━━━━━ Data to process

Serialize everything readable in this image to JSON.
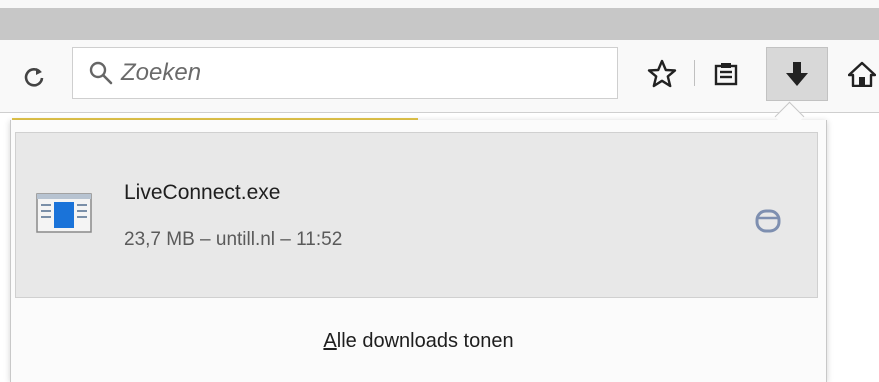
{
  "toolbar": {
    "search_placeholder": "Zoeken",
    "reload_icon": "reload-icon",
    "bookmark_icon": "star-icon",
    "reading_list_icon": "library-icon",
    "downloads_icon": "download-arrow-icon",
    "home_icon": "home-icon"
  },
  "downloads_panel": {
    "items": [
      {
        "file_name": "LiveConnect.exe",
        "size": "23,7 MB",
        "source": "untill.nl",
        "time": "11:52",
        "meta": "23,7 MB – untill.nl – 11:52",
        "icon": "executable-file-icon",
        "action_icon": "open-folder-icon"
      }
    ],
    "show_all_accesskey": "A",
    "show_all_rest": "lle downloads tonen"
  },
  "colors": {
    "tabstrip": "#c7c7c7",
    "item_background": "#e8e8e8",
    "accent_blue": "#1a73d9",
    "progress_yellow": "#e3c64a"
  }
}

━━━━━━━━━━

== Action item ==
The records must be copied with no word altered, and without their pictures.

== Response area ==
Serialize everything readable in this image to JSON.
{
  "toolbar": {
    "search_placeholder": "Zoeken",
    "reload_icon": "reload-icon",
    "bookmark_icon": "star-icon",
    "reading_list_icon": "library-icon",
    "downloads_icon": "download-arrow-icon",
    "home_icon": "home-icon"
  },
  "downloads_panel": {
    "items": [
      {
        "file_name": "LiveConnect.exe",
        "size": "23,7 MB",
        "source": "untill.nl",
        "time": "11:52",
        "meta": "23,7 MB – untill.nl – 11:52",
        "icon": "executable-file-icon",
        "action_icon": "open-folder-icon"
      }
    ],
    "show_all_accesskey": "A",
    "show_all_rest": "lle downloads tonen"
  },
  "colors": {
    "tabstrip": "#c7c7c7",
    "item_background": "#e8e8e8",
    "accent_blue": "#1a73d9",
    "progress_yellow": "#e3c64a"
  }
}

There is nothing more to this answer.